Here’s a Personal Mask You’ll Actually Wear
Jody Vitelli was just getting over a nasty case of bronchitis when she boarded a flight from Los Angeles to New York and noticed a seated passenger who looked terribly feverish. She noted this woman’s seat number, 15A. Vitelli looked down to check her ticket—sure enough, she was seated in 15B.
“I was so upset to think that I could be exposed to airborne illness on the plane after just recovering from my bronchitis,” she says. “I was really frustrated.”
Vitelli, a Brooklyn native and Minneapolis resident, even asked the flight attendant if the airline could provide the woman with a mask. Getting a negative response, Vitelli got to thinking: Where would this woman get a mask even if she wanted to be socially responsible and considerate?
“There were none to be had at the terminals,” says Vitelli. “And why not?”
That was her aha moment—or as Vitelli puts it, “The idea arrived on a gesundheit!”—and it led to the creation of Tutem Masks, a line of single-use, personal masks that may help prevent the spread of airborne germs in public places.
Named for the Latin word tutis, meaning safety or protection, Tutem Masks sport fashionable designs such as houndstooth and butterfly prints, and cheeky phrases like “Keep it to yourself” and “Don’t go viral.” Vitelli hopes making these masks fashionable will de-stigmatize the practice of wearing them in public.
Available in 11 prints and counting, the masks are individually wrapped and sold in packages of two or 10, including an all-natural CleanWell sanitizing wipe with each mask. The hope is that people can always have hygienic masks on hand for their own use or to hand out to others in need. Vitelli envisions the masks as being perfect for travelers, commuters, parents, children, caretakers, students, teachers, germaphobes and more.

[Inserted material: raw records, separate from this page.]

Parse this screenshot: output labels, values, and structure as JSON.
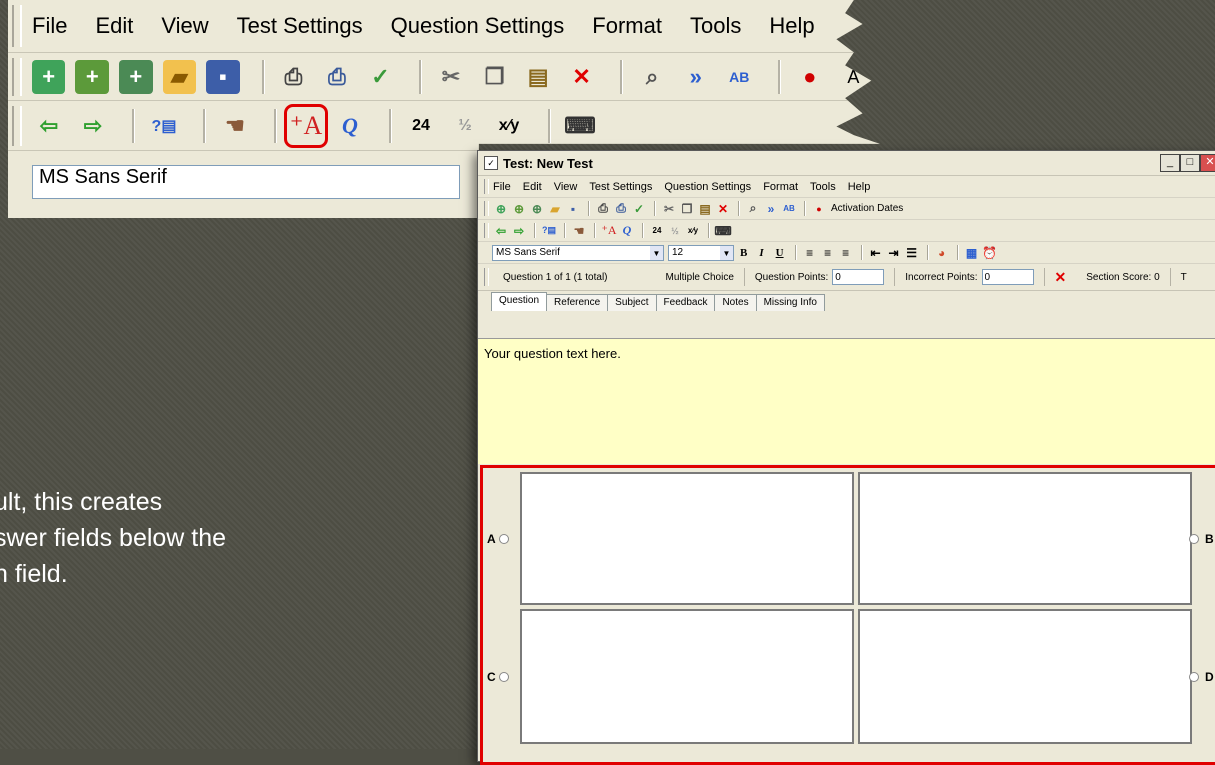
{
  "zoom": {
    "menu": [
      {
        "label": "File",
        "u": "F"
      },
      {
        "label": "Edit",
        "u": "E"
      },
      {
        "label": "View",
        "u": "V"
      },
      {
        "label": "Test Settings",
        "u": "T"
      },
      {
        "label": "Question Settings",
        "u": "Q"
      },
      {
        "label": "Format",
        "u": "o"
      },
      {
        "label": "Tools",
        "u": "l"
      },
      {
        "label": "Help",
        "u": "H"
      }
    ],
    "toolbar1_trailing": "A",
    "font_name": "MS Sans Serif"
  },
  "caption": "ult, this creates\nswer fields below the\nn field.",
  "window": {
    "title": "Test: New Test",
    "menu": [
      "File",
      "Edit",
      "View",
      "Test Settings",
      "Question Settings",
      "Format",
      "Tools",
      "Help"
    ],
    "activation_label": "Activation Dates",
    "font_combo": "MS Sans Serif",
    "size_combo": "12",
    "status": {
      "question_of": "Question 1 of 1 (1 total)",
      "question_type": "Multiple Choice",
      "points_label": "Question Points:",
      "points_value": "0",
      "incorrect_label": "Incorrect Points:",
      "incorrect_value": "0",
      "section_score": "Section Score: 0",
      "trailing": "T"
    },
    "tabs": [
      "Question",
      "Reference",
      "Subject",
      "Feedback",
      "Notes",
      "Missing Info"
    ],
    "question_text": "Your question text here.",
    "answers": [
      "A",
      "B",
      "C",
      "D"
    ]
  },
  "colors": {
    "highlight": "#e00000",
    "question_bg": "#ffffc6",
    "slide_bg": "#4f4f45"
  }
}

Tutem Masks, which are latex-free, low-procedural surgical masks, meet FDA regulations, conform to the user’s face and feature a patented breathing chamber that makes long wear comfortable. A two-pack retails for $8.
So far feedback to Tutem Masks has been “extraordinary,” Vitelli says: “People intuitively understand the need. We have done several trade shows, and people all say, ‘I could have used this on the way over here!’”

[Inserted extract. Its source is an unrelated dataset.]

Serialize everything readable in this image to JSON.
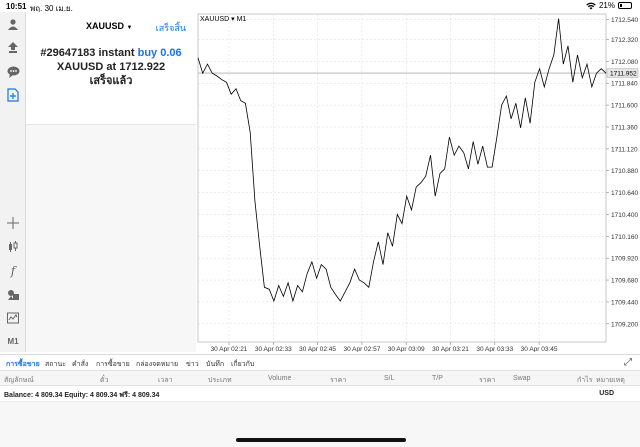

Conversations with buyers at these trade shows have sparked tons of great ideas for new patterns—like recent mothers inquiring about baby designs or colleges requesting their school logos. “Midterms and finals can be a daunting time,” Vitelli explains, and schools can use the masks to help stem the spread of illness during these periods.
Vitelli is honored to be giving back to the domestic workforce. All Tutem Masks are made in the United States, in partnership with The Work Activity Center in Salt Lake City.
“I wanted to give work to people who are quite capable of doing the job of assembling and shipping—without automation,” she says. “I am extremely proud that we give support and work to wonderful people.”